Problem to work on: Find every line in the records below that contains "chat", and copy it.

--- START ---

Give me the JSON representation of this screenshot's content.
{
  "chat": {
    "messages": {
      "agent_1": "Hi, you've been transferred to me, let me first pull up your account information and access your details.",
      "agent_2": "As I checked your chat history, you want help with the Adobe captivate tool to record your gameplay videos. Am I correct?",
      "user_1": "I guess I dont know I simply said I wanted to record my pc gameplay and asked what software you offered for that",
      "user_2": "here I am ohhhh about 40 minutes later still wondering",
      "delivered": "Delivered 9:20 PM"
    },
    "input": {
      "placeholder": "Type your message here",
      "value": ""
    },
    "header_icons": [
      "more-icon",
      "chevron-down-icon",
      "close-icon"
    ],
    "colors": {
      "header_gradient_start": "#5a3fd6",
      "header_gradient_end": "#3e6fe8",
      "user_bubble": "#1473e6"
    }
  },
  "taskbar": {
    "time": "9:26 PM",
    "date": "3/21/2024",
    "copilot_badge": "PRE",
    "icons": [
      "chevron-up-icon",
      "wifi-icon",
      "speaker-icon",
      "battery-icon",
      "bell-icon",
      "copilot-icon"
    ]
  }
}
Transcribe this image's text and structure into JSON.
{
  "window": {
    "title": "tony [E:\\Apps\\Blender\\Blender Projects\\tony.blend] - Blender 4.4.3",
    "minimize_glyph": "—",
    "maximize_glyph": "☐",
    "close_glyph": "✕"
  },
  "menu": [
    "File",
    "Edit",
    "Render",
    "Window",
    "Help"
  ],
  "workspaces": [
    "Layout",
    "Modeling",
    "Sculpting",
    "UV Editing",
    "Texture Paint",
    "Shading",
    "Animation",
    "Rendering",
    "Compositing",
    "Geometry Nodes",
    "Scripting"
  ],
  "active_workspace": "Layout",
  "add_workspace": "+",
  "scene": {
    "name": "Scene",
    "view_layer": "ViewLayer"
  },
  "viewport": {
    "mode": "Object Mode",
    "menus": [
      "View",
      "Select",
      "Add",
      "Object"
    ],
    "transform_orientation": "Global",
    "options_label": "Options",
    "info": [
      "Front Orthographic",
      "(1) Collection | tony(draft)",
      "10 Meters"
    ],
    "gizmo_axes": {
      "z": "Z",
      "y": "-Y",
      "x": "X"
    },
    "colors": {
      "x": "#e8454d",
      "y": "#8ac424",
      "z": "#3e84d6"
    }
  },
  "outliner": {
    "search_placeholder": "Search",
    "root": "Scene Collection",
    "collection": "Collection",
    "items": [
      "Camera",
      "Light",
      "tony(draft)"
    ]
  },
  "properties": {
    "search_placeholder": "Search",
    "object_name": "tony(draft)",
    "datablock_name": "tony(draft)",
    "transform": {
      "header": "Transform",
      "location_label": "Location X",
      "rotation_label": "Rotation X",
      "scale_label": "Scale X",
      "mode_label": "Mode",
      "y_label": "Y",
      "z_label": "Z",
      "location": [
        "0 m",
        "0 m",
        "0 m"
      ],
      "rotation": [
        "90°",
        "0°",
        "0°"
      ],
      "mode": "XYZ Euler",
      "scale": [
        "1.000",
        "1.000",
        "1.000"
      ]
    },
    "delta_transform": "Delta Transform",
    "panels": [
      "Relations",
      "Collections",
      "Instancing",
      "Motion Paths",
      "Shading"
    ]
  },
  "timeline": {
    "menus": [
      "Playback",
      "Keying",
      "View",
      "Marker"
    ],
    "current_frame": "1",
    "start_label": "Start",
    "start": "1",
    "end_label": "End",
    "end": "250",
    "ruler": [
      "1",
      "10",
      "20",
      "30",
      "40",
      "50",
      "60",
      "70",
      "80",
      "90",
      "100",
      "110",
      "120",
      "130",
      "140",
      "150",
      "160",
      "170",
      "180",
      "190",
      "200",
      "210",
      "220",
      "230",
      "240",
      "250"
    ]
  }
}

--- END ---

Result of the exercise:
  "chat": {
      "agent_2": "As I checked your chat history, you want help with the Adobe captivate tool to record your gameplay videos. Am I correct?",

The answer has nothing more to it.